Rebecca: Look, there have been plenty of times when I’ve gone to great lengths to avoid remembering certain things about my parents, especially in those early days after they died. It’s just human nature to have that stuff hurt more than help sometimes. I even have a piece of furniture that stores some of the more sentimental documents I have – their postcards, birthday letters to me, etc. – and to this day, there are some that feel too painful to go through.
That said, the more time that goes by without them, the more I feel the need to remember them as fully as possible. Not just their very best qualities but their flaws, as well. As I move through life, it’s a lot better for me to see them as human beings who were trying their best and not just parents I’d hoped were perfect. It assures me I’m doing the best I can, too. And that makes me feel stronger and more resilient.
Allison: Loss is a great teacher. In what way have you derived greater joy and meaning from life following loss?

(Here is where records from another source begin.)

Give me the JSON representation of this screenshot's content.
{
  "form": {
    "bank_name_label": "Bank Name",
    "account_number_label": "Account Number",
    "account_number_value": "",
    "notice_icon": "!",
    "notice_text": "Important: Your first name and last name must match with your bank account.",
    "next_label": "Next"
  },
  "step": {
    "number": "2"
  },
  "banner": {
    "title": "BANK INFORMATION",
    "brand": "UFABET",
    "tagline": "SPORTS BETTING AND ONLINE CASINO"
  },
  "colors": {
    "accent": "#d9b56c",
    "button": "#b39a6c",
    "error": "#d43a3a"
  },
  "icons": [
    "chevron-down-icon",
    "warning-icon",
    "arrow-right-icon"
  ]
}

Rebecca: I tended to live in the moment beforehand – jump first, look later – but there’s no doubt I’m even more adherent to a carpe diem attitude now. I’m highly aware we aren’t promised any particular period of time on Earth and I just want to make sure that if something moves me to act — an idea, a project, an opportunity to do something meaningful — that I have the guts to just go for it. That’s not to say that I don’t have the tendency to be neurotic and worry about the future. Trust me, I do that all the time!
When it comes to focusing on what’s important: one million percent. I’ve made some of the best friends in my life post-loss and have had some people I thought were close friends fade away in the wake of it. I put a lot of energy into my personal relationships; into maintaining contact and remembering important dates and just gathering random friends who I think would like each other for dinners and drinks. And when it comes to my family, I do think I’m able to be a bit more in the moment with my kids; notice things they’re doing, enjoying, and achieving. I just want to remember as much as I can.
With regards to creativity and meaning, I’m confident there is no way I’d have launched Modern Loss without having experienced profound loss in my life. It’s just not a thing that was on my radar until it was and I realized how incredibly isolating it could be. It’s been such an honor to help launch and run this publication and really grow this community. It’s been humbling and educational and, yes, even really fun. The grief club is full of pretty amazing people and there’s an enormous opportunity for creativity and humor and inspiration within this conversation.
And when it comes to compassion, absolutely: the realization that you just never know what someone else is going through is always top of my mind. It helps me take a beat and a breath before responding to someone who may not be on my wavelength. If you get people to start sharing their story by opening up a bit about yours, it’s astounding what types of bridges can be built.